> Task to carry out
Your answer must be the full listing, word for word, with no images in it.

> Given entries
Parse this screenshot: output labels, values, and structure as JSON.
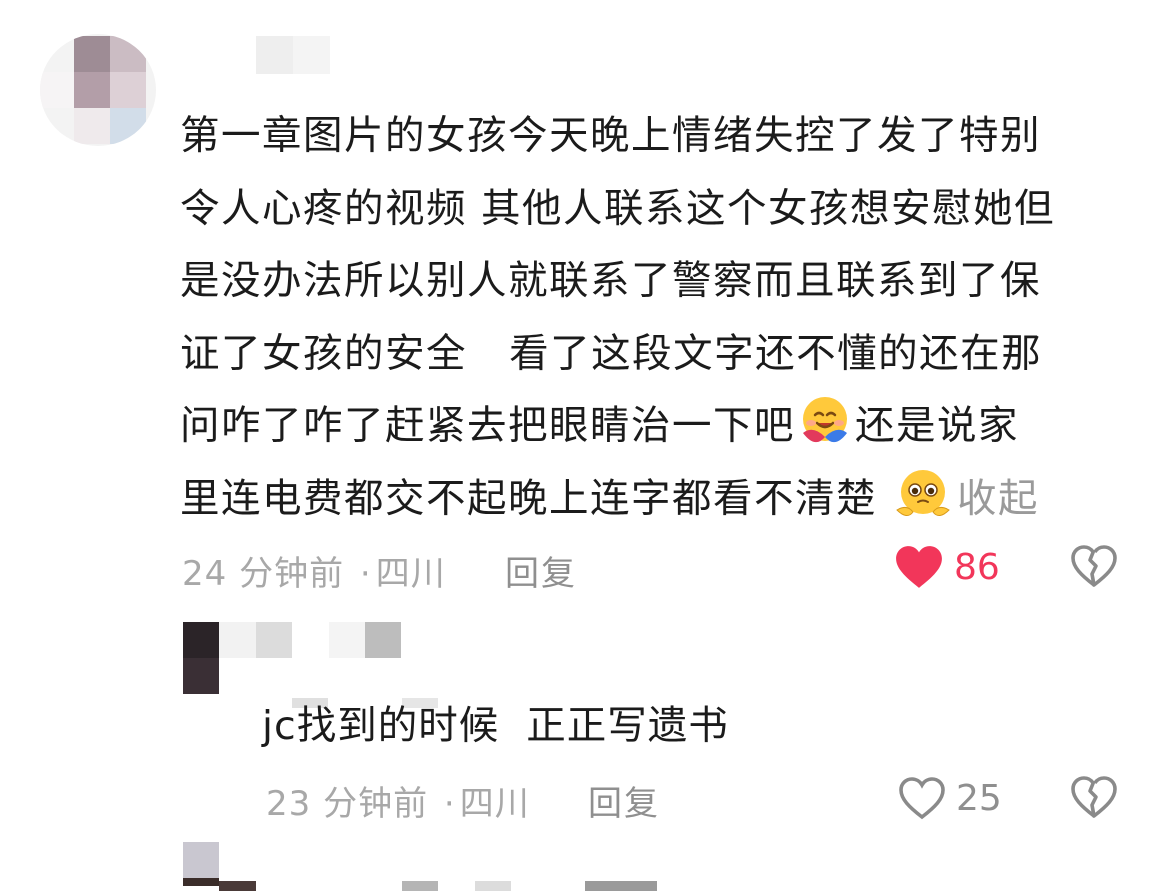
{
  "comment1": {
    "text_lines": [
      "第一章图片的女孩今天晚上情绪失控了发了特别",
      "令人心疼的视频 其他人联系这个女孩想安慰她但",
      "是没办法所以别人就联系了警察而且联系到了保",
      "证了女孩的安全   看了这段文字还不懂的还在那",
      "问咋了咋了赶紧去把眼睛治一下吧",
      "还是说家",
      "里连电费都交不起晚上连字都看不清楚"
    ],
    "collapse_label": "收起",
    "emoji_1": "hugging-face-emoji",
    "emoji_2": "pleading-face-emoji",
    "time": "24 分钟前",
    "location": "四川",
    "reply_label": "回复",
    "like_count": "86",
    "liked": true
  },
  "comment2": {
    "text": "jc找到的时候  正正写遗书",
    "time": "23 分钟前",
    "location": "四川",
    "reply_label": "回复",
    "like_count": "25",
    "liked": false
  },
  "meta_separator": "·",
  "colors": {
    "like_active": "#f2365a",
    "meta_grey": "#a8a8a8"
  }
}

> Response
Parse this screenshot: output labels, values, and structure as JSON.
{
  "comment1": {
    "text_lines": [
      "第一章图片的女孩今天晚上情绪失控了发了特别",
      "令人心疼的视频 其他人联系这个女孩想安慰她但",
      "是没办法所以别人就联系了警察而且联系到了保",
      "证了女孩的安全   看了这段文字还不懂的还在那",
      "问咋了咋了赶紧去把眼睛治一下吧",
      "还是说家",
      "里连电费都交不起晚上连字都看不清楚"
    ],
    "collapse_label": "收起",
    "emoji_1": "hugging-face-emoji",
    "emoji_2": "pleading-face-emoji",
    "time": "24 分钟前",
    "location": "四川",
    "reply_label": "回复",
    "like_count": "86",
    "liked": true
  },
  "comment2": {
    "text": "jc找到的时候  正正写遗书",
    "time": "23 分钟前",
    "location": "四川",
    "reply_label": "回复",
    "like_count": "25",
    "liked": false
  },
  "meta_separator": "·",
  "colors": {
    "like_active": "#f2365a",
    "meta_grey": "#a8a8a8"
  }
}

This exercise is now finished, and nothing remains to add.